“I remember with deep affection my friend Beppe, a man of unparalleled savoir faire who was able to bring Made in Italy to the world,” commented Gerolamo Etro, known as Gimmo, founder and president of the namesake fashion company. “Milan is losing a prominent figure and the fashion world remains orphan of its founding father,” he continued praising Modenese’s vision, curiosity and humor.
“He helped us become recognized protagonists of fashion in the world. I have a fond memory of a trip together at the beginning of the Eighties to Japan, where we were invited as representatives of Made in Italy,” he recalled. “At a time when the world is turning upside down, a man who represented Italy and its essence of elegance, conviviality and art of living is leaving us.”

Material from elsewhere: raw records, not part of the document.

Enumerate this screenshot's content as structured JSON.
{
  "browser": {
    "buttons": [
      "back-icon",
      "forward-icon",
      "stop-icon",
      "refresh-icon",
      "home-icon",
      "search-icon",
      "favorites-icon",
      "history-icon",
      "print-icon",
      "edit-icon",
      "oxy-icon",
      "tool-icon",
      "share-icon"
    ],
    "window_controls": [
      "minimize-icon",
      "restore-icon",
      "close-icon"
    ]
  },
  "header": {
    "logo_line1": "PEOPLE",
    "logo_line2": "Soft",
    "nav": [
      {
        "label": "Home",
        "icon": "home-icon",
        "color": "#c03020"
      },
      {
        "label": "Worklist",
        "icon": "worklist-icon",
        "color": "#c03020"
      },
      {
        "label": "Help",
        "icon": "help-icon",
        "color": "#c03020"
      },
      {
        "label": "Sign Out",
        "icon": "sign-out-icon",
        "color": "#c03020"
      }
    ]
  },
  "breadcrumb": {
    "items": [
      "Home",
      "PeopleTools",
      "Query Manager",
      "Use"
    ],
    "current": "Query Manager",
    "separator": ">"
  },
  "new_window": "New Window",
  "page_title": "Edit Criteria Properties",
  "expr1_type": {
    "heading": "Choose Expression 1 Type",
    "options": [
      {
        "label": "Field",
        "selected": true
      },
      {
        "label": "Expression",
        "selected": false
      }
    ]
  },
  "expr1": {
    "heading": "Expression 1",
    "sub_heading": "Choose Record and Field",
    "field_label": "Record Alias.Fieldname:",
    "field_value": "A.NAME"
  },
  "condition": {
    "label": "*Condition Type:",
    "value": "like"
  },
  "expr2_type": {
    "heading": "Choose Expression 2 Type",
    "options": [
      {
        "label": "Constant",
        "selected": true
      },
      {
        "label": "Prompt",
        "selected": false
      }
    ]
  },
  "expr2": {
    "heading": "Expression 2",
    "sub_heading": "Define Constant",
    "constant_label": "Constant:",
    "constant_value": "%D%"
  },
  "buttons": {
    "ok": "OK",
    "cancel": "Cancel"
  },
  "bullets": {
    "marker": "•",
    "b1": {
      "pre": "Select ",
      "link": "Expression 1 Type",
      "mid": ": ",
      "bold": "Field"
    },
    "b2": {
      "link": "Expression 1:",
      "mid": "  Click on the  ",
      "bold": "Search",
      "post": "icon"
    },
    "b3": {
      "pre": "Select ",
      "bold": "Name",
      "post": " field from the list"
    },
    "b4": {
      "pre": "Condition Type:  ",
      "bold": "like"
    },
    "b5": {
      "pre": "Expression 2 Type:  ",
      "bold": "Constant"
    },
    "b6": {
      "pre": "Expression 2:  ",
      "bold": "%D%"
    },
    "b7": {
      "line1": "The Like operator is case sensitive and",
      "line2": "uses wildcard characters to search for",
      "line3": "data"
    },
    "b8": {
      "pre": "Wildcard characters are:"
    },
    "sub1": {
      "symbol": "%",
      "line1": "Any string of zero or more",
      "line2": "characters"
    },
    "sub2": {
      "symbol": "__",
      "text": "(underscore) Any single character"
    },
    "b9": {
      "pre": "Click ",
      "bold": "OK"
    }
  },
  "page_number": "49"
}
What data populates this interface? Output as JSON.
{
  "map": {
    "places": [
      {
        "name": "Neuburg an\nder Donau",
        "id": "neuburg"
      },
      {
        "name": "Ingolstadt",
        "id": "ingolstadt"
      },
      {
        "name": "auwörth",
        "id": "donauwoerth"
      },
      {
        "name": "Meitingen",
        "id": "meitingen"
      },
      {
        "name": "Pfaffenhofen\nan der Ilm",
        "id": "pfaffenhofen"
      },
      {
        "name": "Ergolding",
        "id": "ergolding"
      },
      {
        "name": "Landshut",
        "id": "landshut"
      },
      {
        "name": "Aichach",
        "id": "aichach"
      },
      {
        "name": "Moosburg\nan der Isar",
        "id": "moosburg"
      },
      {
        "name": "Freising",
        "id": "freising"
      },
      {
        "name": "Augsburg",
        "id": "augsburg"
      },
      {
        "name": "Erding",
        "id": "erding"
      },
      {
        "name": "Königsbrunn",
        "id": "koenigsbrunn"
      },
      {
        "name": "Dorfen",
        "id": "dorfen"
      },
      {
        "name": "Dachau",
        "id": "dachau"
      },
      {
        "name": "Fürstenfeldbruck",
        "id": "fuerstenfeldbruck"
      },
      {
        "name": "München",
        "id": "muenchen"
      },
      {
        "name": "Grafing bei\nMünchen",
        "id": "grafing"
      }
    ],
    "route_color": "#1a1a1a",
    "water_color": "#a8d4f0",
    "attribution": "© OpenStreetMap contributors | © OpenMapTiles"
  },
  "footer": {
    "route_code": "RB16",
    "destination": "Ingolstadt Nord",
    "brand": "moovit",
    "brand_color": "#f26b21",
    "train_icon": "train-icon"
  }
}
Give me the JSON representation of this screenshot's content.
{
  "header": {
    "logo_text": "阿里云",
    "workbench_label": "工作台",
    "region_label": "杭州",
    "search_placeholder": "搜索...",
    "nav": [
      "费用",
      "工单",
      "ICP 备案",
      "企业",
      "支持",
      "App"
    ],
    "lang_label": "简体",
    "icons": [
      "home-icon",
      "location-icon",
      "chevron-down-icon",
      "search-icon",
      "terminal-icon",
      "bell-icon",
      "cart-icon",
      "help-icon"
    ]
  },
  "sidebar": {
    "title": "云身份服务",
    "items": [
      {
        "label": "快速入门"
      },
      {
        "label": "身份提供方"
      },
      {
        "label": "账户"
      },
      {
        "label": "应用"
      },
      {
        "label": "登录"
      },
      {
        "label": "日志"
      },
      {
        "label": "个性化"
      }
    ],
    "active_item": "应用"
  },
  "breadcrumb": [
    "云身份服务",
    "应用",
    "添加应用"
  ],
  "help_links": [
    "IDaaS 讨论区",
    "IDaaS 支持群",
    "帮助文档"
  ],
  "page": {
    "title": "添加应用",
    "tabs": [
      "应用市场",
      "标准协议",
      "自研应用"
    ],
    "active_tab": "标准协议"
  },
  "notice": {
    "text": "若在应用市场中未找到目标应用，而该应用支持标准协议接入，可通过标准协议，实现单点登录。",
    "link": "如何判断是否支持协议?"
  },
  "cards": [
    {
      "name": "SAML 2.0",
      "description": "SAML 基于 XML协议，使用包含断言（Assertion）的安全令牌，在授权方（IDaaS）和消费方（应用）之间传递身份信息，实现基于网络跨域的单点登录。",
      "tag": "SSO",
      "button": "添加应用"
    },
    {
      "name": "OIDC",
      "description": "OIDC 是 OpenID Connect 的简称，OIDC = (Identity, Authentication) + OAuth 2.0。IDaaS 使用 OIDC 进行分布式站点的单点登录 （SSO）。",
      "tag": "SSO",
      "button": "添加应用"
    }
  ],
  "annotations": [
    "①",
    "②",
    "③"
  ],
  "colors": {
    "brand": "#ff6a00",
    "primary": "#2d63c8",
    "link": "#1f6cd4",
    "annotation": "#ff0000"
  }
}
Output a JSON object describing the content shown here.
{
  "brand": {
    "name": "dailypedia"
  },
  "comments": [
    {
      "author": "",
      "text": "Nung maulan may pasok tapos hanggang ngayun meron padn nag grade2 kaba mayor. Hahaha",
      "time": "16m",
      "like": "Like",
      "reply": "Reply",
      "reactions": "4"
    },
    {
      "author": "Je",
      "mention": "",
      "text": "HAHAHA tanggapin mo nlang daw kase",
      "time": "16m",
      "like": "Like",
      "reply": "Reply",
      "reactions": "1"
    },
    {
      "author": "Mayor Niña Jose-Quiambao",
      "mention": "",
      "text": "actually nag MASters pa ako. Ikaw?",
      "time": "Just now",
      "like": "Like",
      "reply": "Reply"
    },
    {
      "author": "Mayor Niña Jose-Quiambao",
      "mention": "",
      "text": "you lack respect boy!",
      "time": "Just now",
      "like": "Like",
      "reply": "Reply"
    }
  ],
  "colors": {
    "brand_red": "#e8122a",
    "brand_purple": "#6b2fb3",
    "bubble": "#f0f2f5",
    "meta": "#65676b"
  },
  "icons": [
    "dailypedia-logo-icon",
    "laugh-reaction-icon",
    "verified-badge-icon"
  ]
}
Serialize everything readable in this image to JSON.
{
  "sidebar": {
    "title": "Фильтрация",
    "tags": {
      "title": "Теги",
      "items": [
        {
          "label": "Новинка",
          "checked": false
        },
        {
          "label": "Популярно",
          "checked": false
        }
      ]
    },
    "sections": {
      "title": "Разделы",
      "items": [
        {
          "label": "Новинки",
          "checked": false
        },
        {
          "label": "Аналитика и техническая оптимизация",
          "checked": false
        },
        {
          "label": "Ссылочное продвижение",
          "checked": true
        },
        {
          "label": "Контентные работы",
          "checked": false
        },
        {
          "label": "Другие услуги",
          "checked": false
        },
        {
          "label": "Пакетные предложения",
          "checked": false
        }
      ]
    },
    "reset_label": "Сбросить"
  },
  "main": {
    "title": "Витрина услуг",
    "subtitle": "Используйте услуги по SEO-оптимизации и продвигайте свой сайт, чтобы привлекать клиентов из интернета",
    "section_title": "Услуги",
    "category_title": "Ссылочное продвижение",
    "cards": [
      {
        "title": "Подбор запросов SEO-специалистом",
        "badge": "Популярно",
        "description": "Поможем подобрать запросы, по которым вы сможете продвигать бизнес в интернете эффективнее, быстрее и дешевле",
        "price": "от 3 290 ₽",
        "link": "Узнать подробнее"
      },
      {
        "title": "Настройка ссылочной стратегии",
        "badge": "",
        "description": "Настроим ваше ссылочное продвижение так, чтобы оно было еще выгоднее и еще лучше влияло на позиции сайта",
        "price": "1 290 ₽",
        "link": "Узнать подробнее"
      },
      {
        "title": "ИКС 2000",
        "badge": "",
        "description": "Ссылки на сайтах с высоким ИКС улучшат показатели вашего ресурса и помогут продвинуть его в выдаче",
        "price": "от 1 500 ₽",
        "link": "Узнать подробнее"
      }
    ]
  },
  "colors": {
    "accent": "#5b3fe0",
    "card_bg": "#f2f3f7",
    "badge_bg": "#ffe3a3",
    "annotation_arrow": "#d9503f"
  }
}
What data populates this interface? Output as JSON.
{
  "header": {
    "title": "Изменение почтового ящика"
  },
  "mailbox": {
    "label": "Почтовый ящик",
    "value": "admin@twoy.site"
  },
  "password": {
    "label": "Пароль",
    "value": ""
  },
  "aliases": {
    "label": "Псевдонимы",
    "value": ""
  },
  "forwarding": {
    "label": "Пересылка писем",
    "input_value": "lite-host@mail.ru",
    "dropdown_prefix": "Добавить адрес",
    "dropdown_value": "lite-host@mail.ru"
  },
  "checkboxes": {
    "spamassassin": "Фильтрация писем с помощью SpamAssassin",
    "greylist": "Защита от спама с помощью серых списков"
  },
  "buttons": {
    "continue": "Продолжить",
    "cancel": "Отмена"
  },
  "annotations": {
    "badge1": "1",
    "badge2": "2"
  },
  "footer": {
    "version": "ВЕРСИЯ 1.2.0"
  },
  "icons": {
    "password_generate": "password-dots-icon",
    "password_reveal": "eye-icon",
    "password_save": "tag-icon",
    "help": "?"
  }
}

Laudomia Pucci underscored Modenese’s “sustained curiosity,” and how he continued to support the industry by attending all the shows. “He had so many beautiful stories to tell and he would relate them with lucidity, without embellishments.” She said Modenese praised her father Emilio Pucci “for being an innovator and encouraged me in his belief in the value of the brand — and always with a smile.”
“He always gave his opinion in a balanced way and it was always to the point,” Pucci continued. “But he had that delicacy and generosity of a friend, he helped not as an institution but as a friend, which is rare in the fashion system. He was warm and had a strong sense of humor, always with an optimistic take on things. With his balanced vision, he accompanied the industry, and succeeded in keeping it united-we owe that to him. And he encouraged novelty.”
Lavinia Biagiotti Cigna described Modenese as a “member of her family.”
“I have a lot of memories about Beppe.…His vision, his intuitions, his elegant manners and gestures, his generosity and curiosity, as well as his commitment to support Italian fashion, its designers and young talents,” she said.
“He was always projected toward the future, even at this stage in his life he was interested in the new languages that fashion was embracing, he was always updated and passionate. We engaged in daily phone calls during which he was never nostalgic but rather focused on new projects, despite his age,” she continued.
Biagiotti Cigna recalled how he always stood by her family’s fashion company during its most important events, including when her late mother Laura Biagiotti traveled to China and Russia in 1988 and 1995, respectively, to parade her collections.
In addition to her love for Made in Italy which she owes to Modenese, Biagiotti Cigna noted she will treasure a brooch molded in the shape of two snakes he had designed during his stint at jewelry firm Faraone. “I will deeply miss him, but I’m beyond grateful for everything I was able to learn from him,” she said.
“He was well-loved, and so many expressed gratitude for his help and support,” said his nephew Alessandro Modenese. “He succeeded in creating a sense of unity and belonging among members of the industry, creating a system. Yet, he was always discreet and measured, always understated.”
Among other recognitions, Modenese received the Cavaliere honor from the Italian government and in 1994 the Ambrogino d’Oro prize from the City of Milan.